Ruth Ellis was the last woman to be executed in the United Kingdom, after being convicted of the murder of her lover, David Blakely.
John Reginald Halliday Christie
John Reginald Halliday Christie was a notorious English serial killer active in the 1940s and early 1950s
The Stratton Brothers
Stratton Brothers case refers to the Stratton Brothers who were the first men to be convicted in Great Britain for murder based on fingerprint evidence
John George Haigh
John George Haigh was an English serial killer, active between 1944 and 1949
Neville Heath, an English killer who was responsible for the murders of at least two young women who was executed in London in 1946
Dennis Nilsen, a serial killer and necrophiliac, also known as the Muswell Hill Murderer and the Kindly Killer, who committed the murders of 15 young men in London, England
Dr. Neill Cream
Thomas Neill Cream, also known as the Lambeth Poisoner, was a Scottish-born serial killer
PC Keith Blakelock
The overalls of P.C. Keith Blakelock, who was stabbed to death in the Broadwater Farm housing estate are kept in the Black Museum. Several people have been charged with his murder but acquitted. The Met continues to pursue others involved in his murder
- A DVD tour of the museum is available from www.themuseumofcrime.com
- There is a fictional Black Museum, inspired by the actual one, inside the Grand Hall of Justice in the Judge Dredd comic strip.
- A fictional version of The Black Museum is often referred to in the Dylan Dog comic series and, in some stories, exhibits are stolen from the museum.
- In the 1944 film The Lodger, Inspector Warwick (George Sanders) gives a tour of the museum to Kitty Langley (Merle Oberon).
- A 1958 horror film called Horrors of the Black Museum references the Black Museum in a story of a crime writer (played by Michael Gough) who commits grisly murders in order to write articles and books about them for public consumption.
The term was also applied to a museum of failed engineering components collected by David Kirkaldy at his testing works at 99 Southwark Street, Southwark, London. This museum was destroyed in the London Blitz. The artefacts included fractured lugs from the Tay Bridge disaster.
- Waddell 1993, p. 4.
- Waddell 1993, pp. 5-7.
- Schulz, Dorothy Moses M.; Haberfeld, Dr. Maria (Maki) R.; Sullivan, Larry E.; Rosen, Marie Simonetti (2005). Encyclopedia of Law Enforcement. Thousand Oaks: SAGE Publications, Inc. p. 348.
- Scotland Yard's Crime Museum Opens to Public for First Time in 140 Years NBC News, 22 November 2015.
- "DNA test for Blakelock's uniform", BBC News, 3 October 2004.
- New Scotland Yard's Black Museum tour on DVD
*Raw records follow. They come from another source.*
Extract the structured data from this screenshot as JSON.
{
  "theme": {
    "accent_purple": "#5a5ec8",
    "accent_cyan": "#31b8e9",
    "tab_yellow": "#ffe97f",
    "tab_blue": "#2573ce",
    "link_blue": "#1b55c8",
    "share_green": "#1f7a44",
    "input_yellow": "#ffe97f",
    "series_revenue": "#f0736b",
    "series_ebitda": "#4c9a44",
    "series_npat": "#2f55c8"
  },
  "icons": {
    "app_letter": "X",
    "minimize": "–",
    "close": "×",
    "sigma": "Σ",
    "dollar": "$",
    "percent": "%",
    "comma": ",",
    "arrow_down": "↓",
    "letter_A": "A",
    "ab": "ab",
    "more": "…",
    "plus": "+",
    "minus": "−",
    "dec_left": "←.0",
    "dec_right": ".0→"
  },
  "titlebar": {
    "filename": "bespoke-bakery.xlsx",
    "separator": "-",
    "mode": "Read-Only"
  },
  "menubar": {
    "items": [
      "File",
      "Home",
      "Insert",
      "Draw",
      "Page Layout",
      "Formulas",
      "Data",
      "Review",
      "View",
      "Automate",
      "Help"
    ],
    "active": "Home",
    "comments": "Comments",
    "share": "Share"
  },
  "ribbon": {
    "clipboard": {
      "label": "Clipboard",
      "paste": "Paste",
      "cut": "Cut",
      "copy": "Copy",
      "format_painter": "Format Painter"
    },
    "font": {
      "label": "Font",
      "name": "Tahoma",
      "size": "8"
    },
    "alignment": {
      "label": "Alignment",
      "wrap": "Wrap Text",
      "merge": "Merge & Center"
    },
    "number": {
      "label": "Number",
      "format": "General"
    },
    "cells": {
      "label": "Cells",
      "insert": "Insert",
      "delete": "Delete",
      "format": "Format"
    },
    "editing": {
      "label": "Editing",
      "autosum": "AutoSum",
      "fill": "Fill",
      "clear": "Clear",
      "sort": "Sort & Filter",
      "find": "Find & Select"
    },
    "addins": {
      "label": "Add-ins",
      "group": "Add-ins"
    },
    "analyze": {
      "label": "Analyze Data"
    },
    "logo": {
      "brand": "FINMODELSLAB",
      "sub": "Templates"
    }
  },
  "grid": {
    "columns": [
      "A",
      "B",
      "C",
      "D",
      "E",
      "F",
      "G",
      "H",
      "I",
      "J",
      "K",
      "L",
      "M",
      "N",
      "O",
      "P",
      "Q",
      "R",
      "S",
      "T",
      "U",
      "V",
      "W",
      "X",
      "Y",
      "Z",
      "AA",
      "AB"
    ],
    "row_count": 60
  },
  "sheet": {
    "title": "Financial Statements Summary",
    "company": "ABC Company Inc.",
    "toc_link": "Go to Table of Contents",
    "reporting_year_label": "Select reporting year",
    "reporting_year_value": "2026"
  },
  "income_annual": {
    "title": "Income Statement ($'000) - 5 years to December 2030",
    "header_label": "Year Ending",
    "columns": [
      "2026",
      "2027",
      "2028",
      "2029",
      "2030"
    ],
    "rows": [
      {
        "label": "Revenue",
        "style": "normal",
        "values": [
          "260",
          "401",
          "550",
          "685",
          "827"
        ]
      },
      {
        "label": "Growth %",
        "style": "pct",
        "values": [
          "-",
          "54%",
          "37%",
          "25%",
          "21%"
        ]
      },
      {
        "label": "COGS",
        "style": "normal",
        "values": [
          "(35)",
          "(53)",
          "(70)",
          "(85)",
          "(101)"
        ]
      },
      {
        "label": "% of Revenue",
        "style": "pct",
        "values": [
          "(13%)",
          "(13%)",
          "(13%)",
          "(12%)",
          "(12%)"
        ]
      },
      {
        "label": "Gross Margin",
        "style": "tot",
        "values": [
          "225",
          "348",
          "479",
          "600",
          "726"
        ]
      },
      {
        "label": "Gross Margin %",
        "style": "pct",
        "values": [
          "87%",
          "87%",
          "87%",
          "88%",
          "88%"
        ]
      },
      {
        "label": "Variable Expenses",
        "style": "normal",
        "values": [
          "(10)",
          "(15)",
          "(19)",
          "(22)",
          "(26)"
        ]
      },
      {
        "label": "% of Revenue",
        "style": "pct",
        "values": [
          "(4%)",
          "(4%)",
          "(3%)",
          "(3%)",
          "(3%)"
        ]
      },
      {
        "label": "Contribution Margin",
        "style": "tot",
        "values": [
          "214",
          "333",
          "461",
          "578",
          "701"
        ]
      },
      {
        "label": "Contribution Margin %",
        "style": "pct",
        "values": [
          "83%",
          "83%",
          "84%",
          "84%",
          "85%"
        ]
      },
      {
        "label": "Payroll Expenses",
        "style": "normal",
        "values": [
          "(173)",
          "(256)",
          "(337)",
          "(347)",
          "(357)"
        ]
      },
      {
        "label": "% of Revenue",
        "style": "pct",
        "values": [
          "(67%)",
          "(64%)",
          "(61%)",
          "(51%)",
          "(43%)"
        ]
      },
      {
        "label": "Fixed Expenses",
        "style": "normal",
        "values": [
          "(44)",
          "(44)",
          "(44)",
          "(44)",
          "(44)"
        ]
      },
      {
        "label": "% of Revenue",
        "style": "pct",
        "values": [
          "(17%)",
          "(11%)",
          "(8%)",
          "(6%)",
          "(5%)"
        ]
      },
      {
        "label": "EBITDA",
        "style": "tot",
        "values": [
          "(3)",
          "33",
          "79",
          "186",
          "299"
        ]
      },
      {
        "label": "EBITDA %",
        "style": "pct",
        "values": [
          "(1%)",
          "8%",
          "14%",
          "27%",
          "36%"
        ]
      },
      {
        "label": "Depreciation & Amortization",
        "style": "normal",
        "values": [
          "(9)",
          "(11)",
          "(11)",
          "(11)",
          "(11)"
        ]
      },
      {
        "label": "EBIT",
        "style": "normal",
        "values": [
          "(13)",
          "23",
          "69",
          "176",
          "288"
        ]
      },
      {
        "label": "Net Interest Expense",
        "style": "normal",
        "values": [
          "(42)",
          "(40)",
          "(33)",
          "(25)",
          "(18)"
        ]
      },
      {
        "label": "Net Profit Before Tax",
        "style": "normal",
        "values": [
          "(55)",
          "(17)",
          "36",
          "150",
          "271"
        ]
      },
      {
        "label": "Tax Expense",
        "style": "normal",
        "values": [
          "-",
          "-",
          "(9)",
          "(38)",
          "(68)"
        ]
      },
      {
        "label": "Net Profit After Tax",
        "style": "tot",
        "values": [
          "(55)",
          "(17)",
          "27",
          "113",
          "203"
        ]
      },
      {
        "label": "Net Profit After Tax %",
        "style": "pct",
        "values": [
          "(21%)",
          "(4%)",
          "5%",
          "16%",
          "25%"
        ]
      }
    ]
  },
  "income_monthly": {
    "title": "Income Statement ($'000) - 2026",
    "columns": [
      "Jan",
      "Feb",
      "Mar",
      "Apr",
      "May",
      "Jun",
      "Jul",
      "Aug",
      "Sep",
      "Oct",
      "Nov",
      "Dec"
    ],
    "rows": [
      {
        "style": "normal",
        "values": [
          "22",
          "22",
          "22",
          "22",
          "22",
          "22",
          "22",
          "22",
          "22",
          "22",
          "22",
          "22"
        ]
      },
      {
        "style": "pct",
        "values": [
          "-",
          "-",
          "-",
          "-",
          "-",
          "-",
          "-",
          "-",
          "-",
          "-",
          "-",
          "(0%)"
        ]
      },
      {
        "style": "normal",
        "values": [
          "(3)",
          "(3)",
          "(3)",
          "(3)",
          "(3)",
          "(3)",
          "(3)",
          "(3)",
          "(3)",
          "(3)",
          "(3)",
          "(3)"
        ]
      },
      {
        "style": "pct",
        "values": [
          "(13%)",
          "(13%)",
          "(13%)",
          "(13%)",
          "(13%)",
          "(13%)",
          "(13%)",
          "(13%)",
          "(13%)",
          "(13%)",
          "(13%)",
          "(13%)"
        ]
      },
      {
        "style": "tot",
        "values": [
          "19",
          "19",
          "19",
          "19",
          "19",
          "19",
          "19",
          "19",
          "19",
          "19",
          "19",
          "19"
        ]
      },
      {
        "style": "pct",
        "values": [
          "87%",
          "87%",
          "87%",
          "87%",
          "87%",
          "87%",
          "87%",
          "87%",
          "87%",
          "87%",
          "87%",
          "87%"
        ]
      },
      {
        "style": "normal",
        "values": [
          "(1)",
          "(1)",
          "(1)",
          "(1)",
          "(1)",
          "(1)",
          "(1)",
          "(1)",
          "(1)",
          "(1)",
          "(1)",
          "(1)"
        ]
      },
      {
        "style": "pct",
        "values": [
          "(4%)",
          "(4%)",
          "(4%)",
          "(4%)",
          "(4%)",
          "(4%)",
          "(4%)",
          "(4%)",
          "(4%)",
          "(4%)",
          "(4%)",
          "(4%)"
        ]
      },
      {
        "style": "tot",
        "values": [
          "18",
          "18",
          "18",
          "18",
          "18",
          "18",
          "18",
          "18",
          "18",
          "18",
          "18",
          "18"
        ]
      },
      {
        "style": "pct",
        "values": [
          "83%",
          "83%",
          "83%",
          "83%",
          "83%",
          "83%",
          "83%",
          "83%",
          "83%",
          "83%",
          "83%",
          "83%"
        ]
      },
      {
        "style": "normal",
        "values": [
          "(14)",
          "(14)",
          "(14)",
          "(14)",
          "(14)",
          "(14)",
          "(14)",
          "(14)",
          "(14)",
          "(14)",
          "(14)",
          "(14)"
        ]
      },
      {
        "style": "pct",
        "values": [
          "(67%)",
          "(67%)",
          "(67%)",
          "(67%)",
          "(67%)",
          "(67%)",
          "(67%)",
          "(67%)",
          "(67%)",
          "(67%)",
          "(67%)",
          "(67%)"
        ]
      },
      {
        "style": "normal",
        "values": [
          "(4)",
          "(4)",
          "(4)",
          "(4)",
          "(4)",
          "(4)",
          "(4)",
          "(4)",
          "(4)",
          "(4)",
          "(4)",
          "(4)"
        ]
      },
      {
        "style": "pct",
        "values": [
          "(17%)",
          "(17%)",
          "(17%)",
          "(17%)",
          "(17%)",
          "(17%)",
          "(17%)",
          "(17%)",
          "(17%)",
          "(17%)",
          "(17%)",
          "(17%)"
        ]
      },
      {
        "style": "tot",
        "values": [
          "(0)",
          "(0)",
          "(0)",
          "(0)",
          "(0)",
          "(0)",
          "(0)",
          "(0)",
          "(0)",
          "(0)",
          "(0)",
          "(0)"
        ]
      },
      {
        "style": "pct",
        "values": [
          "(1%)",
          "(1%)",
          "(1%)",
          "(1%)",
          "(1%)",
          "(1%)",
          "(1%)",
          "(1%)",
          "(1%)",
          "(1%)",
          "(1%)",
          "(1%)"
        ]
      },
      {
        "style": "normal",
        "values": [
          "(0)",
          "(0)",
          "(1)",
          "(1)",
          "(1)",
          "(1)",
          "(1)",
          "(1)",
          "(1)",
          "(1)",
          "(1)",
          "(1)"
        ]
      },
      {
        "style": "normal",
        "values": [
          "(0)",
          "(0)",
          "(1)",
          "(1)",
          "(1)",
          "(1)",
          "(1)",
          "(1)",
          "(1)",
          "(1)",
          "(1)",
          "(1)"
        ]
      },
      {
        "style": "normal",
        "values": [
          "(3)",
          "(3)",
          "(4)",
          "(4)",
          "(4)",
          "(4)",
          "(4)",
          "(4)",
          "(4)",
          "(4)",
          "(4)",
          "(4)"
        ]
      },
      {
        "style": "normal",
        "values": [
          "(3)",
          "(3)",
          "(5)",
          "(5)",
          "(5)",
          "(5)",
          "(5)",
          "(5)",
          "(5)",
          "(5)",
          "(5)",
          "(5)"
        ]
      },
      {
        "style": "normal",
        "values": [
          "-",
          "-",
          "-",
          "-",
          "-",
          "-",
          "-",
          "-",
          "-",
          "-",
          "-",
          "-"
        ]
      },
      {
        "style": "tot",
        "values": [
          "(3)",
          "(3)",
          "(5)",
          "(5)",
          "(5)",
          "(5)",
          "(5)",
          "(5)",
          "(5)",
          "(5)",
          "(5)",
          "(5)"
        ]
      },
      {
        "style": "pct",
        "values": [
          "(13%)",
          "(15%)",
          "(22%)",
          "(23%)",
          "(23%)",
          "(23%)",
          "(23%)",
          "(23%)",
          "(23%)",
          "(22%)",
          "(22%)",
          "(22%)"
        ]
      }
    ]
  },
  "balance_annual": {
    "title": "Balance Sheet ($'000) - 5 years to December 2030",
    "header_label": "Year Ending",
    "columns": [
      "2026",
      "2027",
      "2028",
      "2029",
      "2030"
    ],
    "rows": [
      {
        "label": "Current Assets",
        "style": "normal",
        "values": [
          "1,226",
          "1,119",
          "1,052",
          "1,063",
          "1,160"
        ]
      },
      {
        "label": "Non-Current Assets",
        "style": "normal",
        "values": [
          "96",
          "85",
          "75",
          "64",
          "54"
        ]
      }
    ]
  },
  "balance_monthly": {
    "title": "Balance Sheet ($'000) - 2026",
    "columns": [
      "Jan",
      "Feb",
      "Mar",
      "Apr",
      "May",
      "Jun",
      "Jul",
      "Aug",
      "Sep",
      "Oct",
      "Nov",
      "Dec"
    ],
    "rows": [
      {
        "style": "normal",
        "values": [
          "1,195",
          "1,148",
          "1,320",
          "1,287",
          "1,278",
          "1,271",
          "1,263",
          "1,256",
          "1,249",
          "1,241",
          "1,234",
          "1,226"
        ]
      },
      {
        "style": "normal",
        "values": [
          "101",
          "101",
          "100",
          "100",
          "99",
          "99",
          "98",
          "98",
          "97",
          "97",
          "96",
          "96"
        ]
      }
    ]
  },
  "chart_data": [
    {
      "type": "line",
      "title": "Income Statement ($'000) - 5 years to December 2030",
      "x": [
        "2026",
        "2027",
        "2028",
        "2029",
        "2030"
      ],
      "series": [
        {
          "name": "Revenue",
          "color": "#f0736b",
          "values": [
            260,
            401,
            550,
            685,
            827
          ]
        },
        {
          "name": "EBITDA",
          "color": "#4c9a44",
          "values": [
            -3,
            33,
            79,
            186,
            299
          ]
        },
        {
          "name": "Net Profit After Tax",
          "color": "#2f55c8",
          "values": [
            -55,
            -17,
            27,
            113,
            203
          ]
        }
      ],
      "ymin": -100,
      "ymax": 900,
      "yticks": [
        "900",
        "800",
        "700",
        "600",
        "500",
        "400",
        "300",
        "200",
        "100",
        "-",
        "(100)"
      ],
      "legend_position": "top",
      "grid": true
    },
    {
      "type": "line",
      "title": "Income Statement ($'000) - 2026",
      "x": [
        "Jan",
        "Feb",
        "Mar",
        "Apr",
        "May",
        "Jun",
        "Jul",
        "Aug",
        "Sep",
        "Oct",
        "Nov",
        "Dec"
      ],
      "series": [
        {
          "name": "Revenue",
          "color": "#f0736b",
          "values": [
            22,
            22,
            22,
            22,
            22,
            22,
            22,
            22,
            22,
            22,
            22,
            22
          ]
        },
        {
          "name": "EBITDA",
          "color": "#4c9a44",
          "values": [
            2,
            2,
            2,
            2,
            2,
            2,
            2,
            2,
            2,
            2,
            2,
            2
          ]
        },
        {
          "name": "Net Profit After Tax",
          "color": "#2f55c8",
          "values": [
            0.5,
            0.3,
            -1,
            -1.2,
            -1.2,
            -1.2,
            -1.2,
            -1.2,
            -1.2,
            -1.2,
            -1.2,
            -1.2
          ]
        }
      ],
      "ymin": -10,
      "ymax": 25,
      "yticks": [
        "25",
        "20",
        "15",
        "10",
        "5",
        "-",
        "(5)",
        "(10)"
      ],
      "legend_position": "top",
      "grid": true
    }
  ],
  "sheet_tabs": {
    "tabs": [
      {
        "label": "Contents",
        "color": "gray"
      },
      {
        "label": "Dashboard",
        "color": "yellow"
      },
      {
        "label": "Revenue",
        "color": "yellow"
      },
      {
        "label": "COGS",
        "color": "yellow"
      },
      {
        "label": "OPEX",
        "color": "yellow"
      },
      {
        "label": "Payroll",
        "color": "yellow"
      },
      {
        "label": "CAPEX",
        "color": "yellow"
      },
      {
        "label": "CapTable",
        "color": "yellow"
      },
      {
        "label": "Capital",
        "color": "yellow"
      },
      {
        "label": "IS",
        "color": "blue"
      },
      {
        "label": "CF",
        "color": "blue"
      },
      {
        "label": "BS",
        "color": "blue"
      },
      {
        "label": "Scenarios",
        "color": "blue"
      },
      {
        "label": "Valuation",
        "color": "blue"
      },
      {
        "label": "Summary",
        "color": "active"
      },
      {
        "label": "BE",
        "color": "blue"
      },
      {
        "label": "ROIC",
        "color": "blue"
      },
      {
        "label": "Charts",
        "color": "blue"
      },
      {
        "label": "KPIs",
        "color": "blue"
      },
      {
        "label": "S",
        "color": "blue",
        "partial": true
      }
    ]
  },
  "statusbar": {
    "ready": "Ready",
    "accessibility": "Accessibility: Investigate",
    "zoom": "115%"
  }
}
- Friends' statement
- Metropolitan Police's Crime Museum
- Discussion of Whitehall 1212
- Black Museum radio program episodes at archive.org
- Free downloads of The Black Museum old time radio shows at Zoot Radio